— TASK TO CARRY OUT —
Only the number is wanted: count the lines in the data with "Profile" in them.

— MATERIAL FOR THIS TASK —
#####

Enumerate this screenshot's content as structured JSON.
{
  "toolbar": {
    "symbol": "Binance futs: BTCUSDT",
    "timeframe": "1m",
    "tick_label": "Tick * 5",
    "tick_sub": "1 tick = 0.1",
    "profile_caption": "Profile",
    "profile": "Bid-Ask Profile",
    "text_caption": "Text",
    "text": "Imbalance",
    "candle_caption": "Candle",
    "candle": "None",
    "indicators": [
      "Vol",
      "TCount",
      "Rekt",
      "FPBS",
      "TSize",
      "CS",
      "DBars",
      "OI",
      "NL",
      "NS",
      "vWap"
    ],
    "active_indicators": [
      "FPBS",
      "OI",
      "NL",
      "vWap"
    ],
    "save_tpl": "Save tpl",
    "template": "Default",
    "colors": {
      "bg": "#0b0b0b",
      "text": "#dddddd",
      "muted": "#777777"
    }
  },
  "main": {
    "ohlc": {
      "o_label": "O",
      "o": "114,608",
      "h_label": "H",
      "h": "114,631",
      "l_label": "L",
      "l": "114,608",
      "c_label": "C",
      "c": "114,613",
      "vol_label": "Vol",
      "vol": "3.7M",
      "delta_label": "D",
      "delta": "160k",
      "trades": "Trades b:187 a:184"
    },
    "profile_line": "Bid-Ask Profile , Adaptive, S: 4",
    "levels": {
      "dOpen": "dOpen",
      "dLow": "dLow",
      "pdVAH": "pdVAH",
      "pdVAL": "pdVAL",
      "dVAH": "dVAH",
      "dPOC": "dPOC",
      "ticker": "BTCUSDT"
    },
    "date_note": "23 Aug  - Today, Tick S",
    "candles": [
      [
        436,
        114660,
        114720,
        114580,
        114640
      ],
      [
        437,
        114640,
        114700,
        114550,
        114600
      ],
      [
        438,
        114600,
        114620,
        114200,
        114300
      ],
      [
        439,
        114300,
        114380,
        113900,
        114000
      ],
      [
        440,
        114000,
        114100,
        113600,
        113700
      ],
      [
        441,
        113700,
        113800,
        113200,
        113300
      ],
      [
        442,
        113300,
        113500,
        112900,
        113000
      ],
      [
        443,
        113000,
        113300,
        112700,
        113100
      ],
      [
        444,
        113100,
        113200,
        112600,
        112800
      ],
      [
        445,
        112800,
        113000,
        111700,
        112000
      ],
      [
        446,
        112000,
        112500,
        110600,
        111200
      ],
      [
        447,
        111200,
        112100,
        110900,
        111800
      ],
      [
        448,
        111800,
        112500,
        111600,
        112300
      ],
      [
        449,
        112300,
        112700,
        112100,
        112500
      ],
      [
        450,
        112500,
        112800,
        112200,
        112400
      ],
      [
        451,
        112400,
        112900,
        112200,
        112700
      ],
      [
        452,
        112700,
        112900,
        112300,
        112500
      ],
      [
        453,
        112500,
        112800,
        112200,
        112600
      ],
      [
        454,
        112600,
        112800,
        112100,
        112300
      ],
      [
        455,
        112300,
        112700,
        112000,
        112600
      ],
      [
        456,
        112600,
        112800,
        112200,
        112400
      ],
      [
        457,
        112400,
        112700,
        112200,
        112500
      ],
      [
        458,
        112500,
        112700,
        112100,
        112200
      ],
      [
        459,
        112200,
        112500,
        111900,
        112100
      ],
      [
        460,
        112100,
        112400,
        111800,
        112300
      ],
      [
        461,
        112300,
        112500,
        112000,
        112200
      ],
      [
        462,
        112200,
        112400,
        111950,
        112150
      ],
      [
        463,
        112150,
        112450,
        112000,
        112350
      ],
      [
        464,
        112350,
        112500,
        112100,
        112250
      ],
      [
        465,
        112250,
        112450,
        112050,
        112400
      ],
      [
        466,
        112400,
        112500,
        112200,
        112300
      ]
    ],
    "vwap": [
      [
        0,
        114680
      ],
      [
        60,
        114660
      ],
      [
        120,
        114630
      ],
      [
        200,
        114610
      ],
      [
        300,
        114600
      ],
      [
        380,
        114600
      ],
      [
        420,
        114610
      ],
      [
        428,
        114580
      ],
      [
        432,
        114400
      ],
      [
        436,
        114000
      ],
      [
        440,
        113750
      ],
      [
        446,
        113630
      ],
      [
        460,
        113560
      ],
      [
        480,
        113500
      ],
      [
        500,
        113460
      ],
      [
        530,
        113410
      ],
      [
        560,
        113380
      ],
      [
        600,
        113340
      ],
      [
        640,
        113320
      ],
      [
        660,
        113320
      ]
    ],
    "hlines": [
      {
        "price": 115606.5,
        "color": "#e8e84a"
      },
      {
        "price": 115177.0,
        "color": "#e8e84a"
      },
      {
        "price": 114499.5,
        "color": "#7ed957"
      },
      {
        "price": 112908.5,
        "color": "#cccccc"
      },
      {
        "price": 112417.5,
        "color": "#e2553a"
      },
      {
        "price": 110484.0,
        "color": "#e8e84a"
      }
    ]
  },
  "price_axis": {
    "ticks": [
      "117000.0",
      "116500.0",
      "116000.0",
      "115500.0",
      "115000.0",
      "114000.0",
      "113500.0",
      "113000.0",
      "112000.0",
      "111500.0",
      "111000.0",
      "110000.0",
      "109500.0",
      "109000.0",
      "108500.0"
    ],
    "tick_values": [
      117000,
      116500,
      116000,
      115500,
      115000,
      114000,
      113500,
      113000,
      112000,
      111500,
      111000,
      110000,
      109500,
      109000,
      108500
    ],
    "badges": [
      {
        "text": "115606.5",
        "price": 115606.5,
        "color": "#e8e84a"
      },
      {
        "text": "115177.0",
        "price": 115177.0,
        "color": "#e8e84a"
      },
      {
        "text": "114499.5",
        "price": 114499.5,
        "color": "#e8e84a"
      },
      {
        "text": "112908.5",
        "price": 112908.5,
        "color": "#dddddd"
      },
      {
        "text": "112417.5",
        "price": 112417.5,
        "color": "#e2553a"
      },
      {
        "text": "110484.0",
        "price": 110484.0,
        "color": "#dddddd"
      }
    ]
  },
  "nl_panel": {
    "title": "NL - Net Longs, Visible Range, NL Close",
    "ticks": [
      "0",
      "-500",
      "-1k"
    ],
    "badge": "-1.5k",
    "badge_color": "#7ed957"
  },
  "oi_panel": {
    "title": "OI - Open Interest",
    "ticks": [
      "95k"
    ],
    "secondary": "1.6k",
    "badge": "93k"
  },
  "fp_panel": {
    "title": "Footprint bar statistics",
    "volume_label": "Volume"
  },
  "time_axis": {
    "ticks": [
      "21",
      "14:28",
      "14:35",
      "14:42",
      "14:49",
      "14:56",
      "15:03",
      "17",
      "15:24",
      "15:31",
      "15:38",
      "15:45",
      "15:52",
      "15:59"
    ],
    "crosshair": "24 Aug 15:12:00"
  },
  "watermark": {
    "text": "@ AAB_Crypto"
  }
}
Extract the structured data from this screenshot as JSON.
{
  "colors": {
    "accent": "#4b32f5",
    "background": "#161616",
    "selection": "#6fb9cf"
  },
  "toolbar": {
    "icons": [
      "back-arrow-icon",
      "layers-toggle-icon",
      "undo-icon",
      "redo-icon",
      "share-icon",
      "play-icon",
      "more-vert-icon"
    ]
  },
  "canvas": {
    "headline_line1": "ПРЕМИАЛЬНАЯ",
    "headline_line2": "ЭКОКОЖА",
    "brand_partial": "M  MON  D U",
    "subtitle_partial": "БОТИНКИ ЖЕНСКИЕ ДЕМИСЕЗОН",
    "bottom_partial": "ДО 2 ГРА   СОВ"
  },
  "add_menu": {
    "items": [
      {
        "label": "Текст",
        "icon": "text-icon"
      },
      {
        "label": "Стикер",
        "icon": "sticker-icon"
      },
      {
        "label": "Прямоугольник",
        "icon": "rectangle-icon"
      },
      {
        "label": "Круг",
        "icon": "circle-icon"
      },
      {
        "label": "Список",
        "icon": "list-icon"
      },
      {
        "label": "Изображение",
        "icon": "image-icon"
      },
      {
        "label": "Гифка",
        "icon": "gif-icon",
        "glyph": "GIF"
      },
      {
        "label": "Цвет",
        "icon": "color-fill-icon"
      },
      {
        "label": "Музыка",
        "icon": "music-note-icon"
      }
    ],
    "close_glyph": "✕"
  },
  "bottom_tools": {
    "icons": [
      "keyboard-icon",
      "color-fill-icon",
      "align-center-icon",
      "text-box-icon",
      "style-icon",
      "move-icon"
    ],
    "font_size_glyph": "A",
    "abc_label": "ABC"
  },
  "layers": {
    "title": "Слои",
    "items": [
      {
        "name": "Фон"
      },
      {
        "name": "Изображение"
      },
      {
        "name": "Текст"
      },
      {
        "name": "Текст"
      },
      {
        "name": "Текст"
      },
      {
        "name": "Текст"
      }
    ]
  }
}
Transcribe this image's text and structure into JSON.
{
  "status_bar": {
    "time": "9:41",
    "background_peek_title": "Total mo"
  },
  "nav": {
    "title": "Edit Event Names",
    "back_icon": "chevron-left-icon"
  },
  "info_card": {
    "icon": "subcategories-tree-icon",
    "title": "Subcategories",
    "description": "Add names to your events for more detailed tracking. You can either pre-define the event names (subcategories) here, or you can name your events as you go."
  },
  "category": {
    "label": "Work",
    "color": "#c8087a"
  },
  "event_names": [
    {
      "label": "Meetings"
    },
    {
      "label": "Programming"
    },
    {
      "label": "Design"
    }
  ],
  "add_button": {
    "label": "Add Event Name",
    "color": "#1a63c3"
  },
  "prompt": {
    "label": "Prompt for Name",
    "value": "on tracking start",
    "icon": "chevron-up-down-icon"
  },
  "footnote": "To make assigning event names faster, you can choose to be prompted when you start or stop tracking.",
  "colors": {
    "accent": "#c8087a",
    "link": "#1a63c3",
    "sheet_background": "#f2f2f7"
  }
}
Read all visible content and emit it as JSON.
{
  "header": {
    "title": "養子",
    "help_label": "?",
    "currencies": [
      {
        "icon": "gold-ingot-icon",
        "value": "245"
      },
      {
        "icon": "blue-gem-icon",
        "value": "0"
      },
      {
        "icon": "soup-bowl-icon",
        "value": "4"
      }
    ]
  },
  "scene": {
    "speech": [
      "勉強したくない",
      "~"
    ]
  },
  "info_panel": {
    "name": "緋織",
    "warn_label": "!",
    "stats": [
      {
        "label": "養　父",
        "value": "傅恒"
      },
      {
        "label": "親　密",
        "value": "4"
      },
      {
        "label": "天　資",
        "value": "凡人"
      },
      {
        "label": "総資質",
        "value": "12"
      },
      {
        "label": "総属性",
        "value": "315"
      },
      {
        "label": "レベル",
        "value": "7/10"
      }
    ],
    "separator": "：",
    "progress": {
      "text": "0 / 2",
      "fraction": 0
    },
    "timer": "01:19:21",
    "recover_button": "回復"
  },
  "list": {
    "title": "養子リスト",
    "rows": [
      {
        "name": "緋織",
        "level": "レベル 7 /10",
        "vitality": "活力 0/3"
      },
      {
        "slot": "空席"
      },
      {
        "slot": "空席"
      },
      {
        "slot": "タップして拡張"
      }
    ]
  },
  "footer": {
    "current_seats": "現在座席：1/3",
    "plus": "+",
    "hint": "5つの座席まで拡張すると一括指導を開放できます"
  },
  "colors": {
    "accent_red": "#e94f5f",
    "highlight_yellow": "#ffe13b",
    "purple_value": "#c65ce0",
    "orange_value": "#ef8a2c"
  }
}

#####

— ANSWER SECTION —
3